The National Social Security Authority (NSSA) has reported a 68 percent decline in full-year profit for 2015 after a $93 million asset write-down relating to its Celestial office park in Harare and an ill-fated Beitbridge hotel project.
An asset write-down occurs when the book value of an overvalued asset is reduced to levels that reflect market value.
There have been concerns that the state run pension fund overpaid for the Borrowdale office park, while construction costs for the Beitbridge hotel vaulted from $17 million when the tender was floated to $49 million upon completion in 2014.

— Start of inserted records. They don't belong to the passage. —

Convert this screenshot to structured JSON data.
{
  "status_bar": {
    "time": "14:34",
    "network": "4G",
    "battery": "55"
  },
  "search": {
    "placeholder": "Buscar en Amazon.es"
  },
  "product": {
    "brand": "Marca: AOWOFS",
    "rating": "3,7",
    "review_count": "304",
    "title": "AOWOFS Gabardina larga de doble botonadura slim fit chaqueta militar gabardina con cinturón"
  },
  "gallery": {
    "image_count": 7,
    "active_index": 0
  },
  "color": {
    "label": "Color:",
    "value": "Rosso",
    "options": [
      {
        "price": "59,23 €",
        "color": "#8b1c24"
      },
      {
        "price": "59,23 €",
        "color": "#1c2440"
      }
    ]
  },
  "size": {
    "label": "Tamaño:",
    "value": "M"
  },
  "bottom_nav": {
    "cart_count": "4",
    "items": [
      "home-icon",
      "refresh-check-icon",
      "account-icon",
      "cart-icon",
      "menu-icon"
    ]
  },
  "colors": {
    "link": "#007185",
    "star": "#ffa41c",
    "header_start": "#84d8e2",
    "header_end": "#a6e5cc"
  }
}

At the final cost, the 140-room hotel, planned as a four-star property, cost $350 000 per room to construct, more than an average $250 000 per room for a five-star hotel, according to some hotel construction experts.

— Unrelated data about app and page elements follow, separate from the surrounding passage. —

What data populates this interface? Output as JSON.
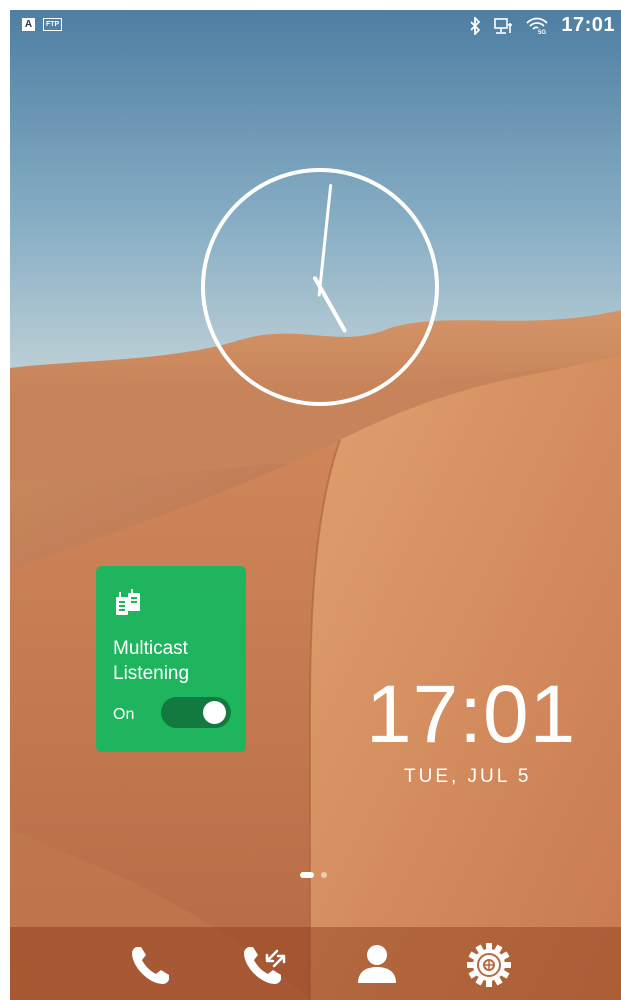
{
  "status_bar": {
    "indicator_a": "A",
    "indicator_ftp": "FTP",
    "time": "17:01",
    "icons": [
      "bluetooth-icon",
      "network-monitor-icon",
      "wifi-5g-icon"
    ],
    "wifi_band": "5G"
  },
  "analog_clock": {
    "hour": 17,
    "minute": 1
  },
  "widget": {
    "title": "Multicast Listening",
    "state_label": "On",
    "toggle_on": true,
    "icon": "walkie-talkie-icon",
    "color": "#1fb55e"
  },
  "digital_clock": {
    "time": "17:01",
    "date": "TUE, JUL 5"
  },
  "pager": {
    "pages": 2,
    "active": 0
  },
  "dock": {
    "items": [
      {
        "name": "phone",
        "icon": "phone-icon"
      },
      {
        "name": "call-history",
        "icon": "call-history-icon"
      },
      {
        "name": "contacts",
        "icon": "contacts-icon"
      },
      {
        "name": "settings",
        "icon": "settings-gear-icon"
      }
    ]
  }
}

NSSA’s new board, appointed in July 2015, has instituted a forensic audit into the statutory pensions fund’s investments, which chairman Robin Vela has described as influenced by “historically delinquent decisions.”

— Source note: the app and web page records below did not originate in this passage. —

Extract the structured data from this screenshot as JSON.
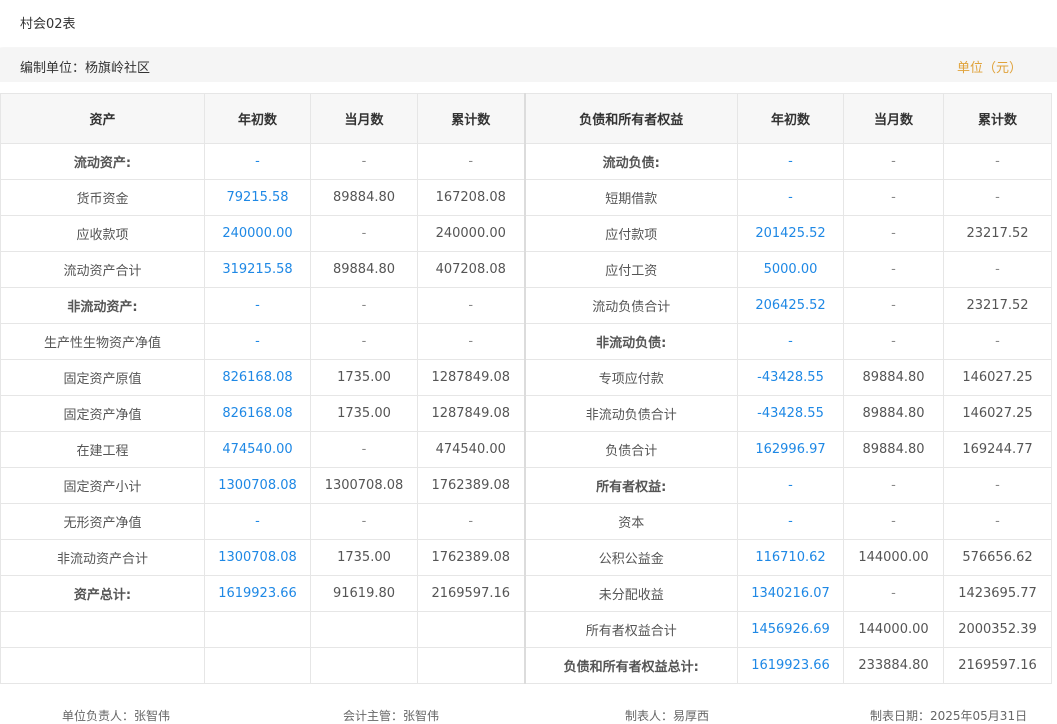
{
  "header": {
    "form_code": "村会02表"
  },
  "meta": {
    "org": "编制单位：杨旗岭社区",
    "unit": "单位（元）"
  },
  "columns": {
    "left": [
      "资产",
      "年初数",
      "当月数",
      "累计数"
    ],
    "right": [
      "负债和所有者权益",
      "年初数",
      "当月数",
      "累计数"
    ]
  },
  "rows": [
    {
      "l": [
        "流动资产:",
        "-",
        "-",
        "-"
      ],
      "r": [
        "流动负债:",
        "-",
        "-",
        "-"
      ],
      "lsub": true,
      "rsub": true
    },
    {
      "l": [
        "货币资金",
        "79215.58",
        "89884.80",
        "167208.08"
      ],
      "r": [
        "短期借款",
        "-",
        "-",
        "-"
      ]
    },
    {
      "l": [
        "应收款项",
        "240000.00",
        "-",
        "240000.00"
      ],
      "r": [
        "应付款项",
        "201425.52",
        "-",
        "23217.52"
      ]
    },
    {
      "l": [
        "流动资产合计",
        "319215.58",
        "89884.80",
        "407208.08"
      ],
      "r": [
        "应付工资",
        "5000.00",
        "-",
        "-"
      ]
    },
    {
      "l": [
        "非流动资产:",
        "-",
        "-",
        "-"
      ],
      "r": [
        "流动负债合计",
        "206425.52",
        "-",
        "23217.52"
      ],
      "lsub": true
    },
    {
      "l": [
        "生产性生物资产净值",
        "-",
        "-",
        "-"
      ],
      "r": [
        "非流动负债:",
        "-",
        "-",
        "-"
      ],
      "rsub": true
    },
    {
      "l": [
        "固定资产原值",
        "826168.08",
        "1735.00",
        "1287849.08"
      ],
      "r": [
        "专项应付款",
        "-43428.55",
        "89884.80",
        "146027.25"
      ]
    },
    {
      "l": [
        "固定资产净值",
        "826168.08",
        "1735.00",
        "1287849.08"
      ],
      "r": [
        "非流动负债合计",
        "-43428.55",
        "89884.80",
        "146027.25"
      ]
    },
    {
      "l": [
        "在建工程",
        "474540.00",
        "-",
        "474540.00"
      ],
      "r": [
        "负债合计",
        "162996.97",
        "89884.80",
        "169244.77"
      ]
    },
    {
      "l": [
        "固定资产小计",
        "1300708.08",
        "1300708.08",
        "1762389.08"
      ],
      "r": [
        "所有者权益:",
        "-",
        "-",
        "-"
      ],
      "rsub": true
    },
    {
      "l": [
        "无形资产净值",
        "-",
        "-",
        "-"
      ],
      "r": [
        "资本",
        "-",
        "-",
        "-"
      ]
    },
    {
      "l": [
        "非流动资产合计",
        "1300708.08",
        "1735.00",
        "1762389.08"
      ],
      "r": [
        "公积公益金",
        "116710.62",
        "144000.00",
        "576656.62"
      ]
    },
    {
      "l": [
        "资产总计:",
        "1619923.66",
        "91619.80",
        "2169597.16"
      ],
      "r": [
        "未分配收益",
        "1340216.07",
        "-",
        "1423695.77"
      ],
      "lsub": true
    },
    {
      "l": [
        "",
        "",
        "",
        ""
      ],
      "r": [
        "所有者权益合计",
        "1456926.69",
        "144000.00",
        "2000352.39"
      ]
    },
    {
      "l": [
        "",
        "",
        "",
        ""
      ],
      "r": [
        "负债和所有者权益总计:",
        "1619923.66",
        "233884.80",
        "2169597.16"
      ],
      "rsub": true
    }
  ],
  "footer": {
    "head": "单位负责人：张智伟",
    "accountant": "会计主管：张智伟",
    "preparer": "制表人：易厚西",
    "date": "制表日期：2025年05月31日"
  },
  "colors": {
    "link": "#1e88e5",
    "unit": "#e0a23a",
    "header_bg": "#f7f7f7"
  }
}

Financial statements for the year ended December 2015, published over the weekend, show NSSA’s profit at $32.3 million, down from $103.8 million in 2014, mainly due to the property revaluation losses.
In a statement accompanying NSSA’s financial results, Vela said his board was still in the process of verifying all assets held by the fund to ascertain their real balance sheet value.
“Informed by the outcome of that process, the board has had to be prudent in cases where stated values have been rendered out of sync with prevailing fundamentals and thus unjustifiable,” Vela said.
“Investment properties were written down by $92.9 million being mainly due to the recently purchased Celestial Park and Beitbridge Hotel and Office building, both of which are the subject of a continued forensic investigation, the results of which may have an additional financial impact in subsequent financial statements.”
In June, NSSA closed the Beitbridge hotel, which had been operated since 2014 by Rainbow Tourism Group, after as the hotelier struggled to pay rent for the loss-making property.
Continued next page